In this week's water and wastewater news, an employee in Baton Rouge is rescued from a 10-foot hole at the city's wastewater treatment plant; and "flushable" wipes are to blame for a 4,000-gallon spill in Georgia
A Baton Rouge Wastewater Treatment worker was recently hospitalized following an incident that left him trapped in a hole at the facility.
The plant employee was rescued from the 10-foot-deep hole by emergency personnel from Baton Rouge Fire Department. It took them about 30 minutes.
'Flushable' Wipes Cause 4,000-Gallon Spill
Officials in Gwinnett County, Georgia, say “flushable” wipes, paper, grease and other products are to blame for a sewage spill of more than 4,000 gallons into Jacks Creek.
Karen Shields, Department of Water Resources spokesperson, said some products that are labeled “flushable” don’t disperse in the sewers. “As these nondisposable items collect in the sewer pipe, they can eventually cause blockages that can lead to sanitary sewer backups or overflows,” she said in a statement.
County workers raked the area and spread lime to reduce environmental damage, and signs were posted to alert residents.
Source: Gwinnett Daily Post
EPA Giving Wisconsin More Time to Comply With Phosphorus Rules
The U.S. EPA approved a request from Wisconsin to put off the enforcement of rules that limit phosphorus discharge into the state’s waterways.
Scott Laeser, water quality specialist with Clean Wisconsin, told the Milwaukee Journal Sentinel the EPA’s action has been working its way through the system for a while and isn’t likely influenced by the new administration.

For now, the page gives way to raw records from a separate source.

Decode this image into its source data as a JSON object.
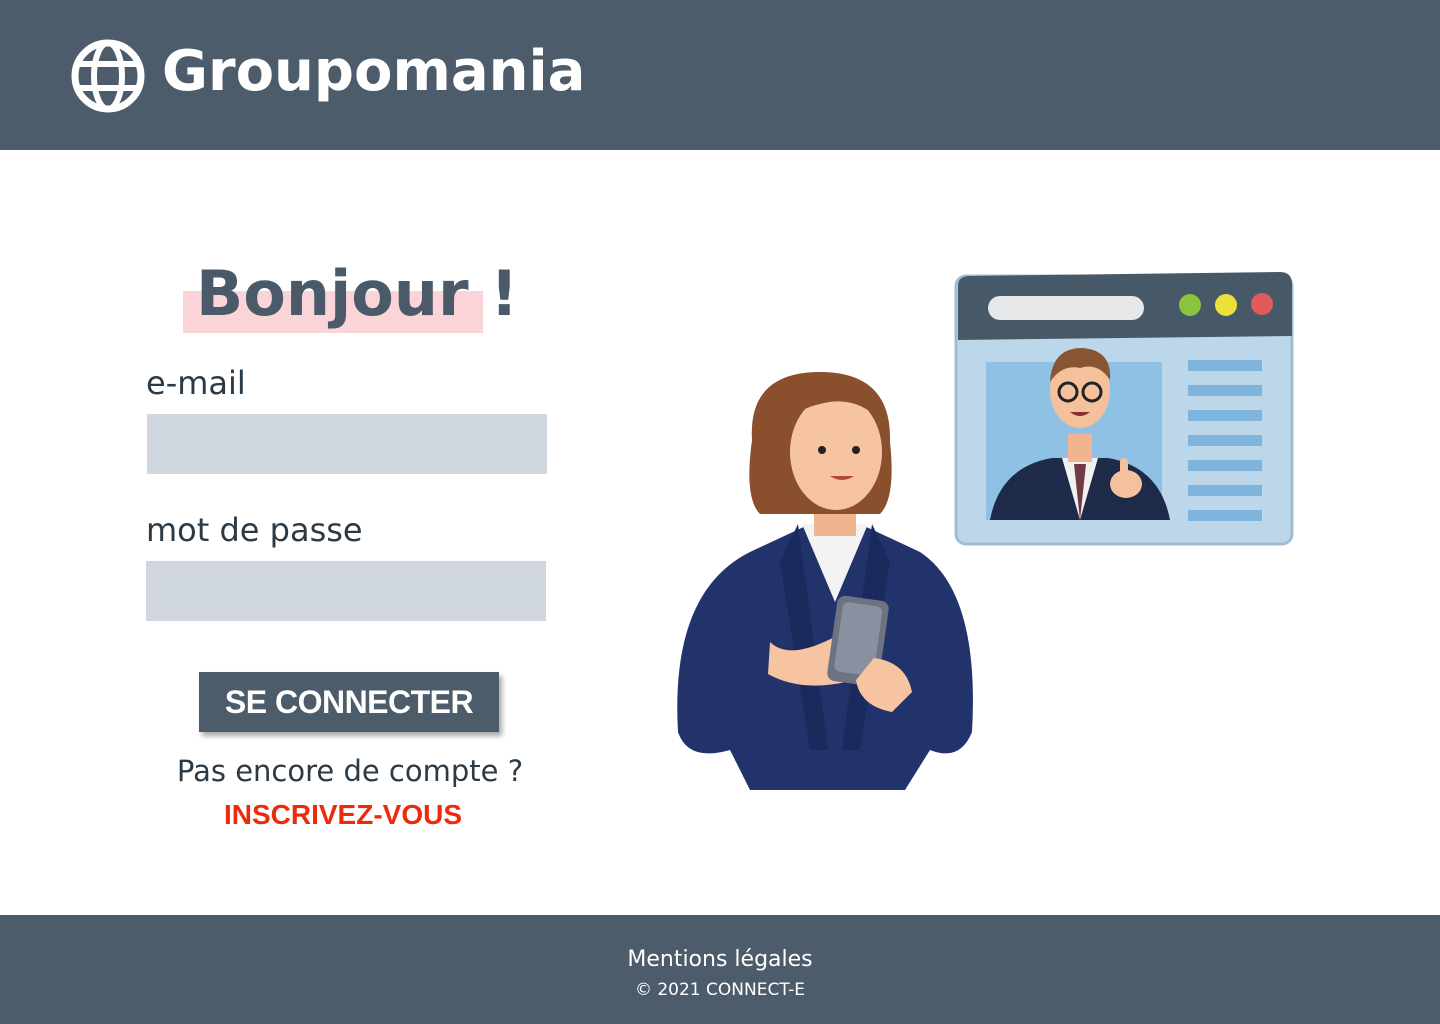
{
  "header": {
    "brand": "Groupomania",
    "logo_icon": "globe-icon",
    "background_color": "#4d5c6a"
  },
  "login": {
    "greeting": "Bonjour !",
    "email_label": "e-mail",
    "email_value": "",
    "password_label": "mot de passe",
    "password_value": "",
    "submit_label": "SE CONNECTER",
    "no_account_text": "Pas encore de compte ?",
    "signup_link": "INSCRIVEZ-VOUS",
    "accent_color": "#ee2a0b",
    "highlight_color": "#fbd4d7"
  },
  "illustration": {
    "subject": "woman-with-phone-and-video-call-window"
  },
  "footer": {
    "legal_link": "Mentions légales",
    "copyright": "© 2021 CONNECT-E"
  }
}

The more strict phosphorus regulations took effect in 2010, but recent analyses by the state’s Department of Natural Resources show the regulations could cost between $1 and $7 billion over the next 10 years.
Source: Milwaukee Journal Sentinel
Scientists Develop Adsorbent Material Made of Orange Peels
Researchers recently found a way to remove metals and organic pollutants from wastewater using a new adsorbent material made from orange and grapefruit peels.
The food industry isn’t using the peels currently, although it produces an estimated 38.2 tons per year worldwide.
The process invented by the researchers makes it possible to change the structure of the peels using instant controlled pressure drop treatment, which gives them adsorbent properties. Then, they used a chemical treatment give the peel material more functional groups, allowing it to remove metals and pollutants.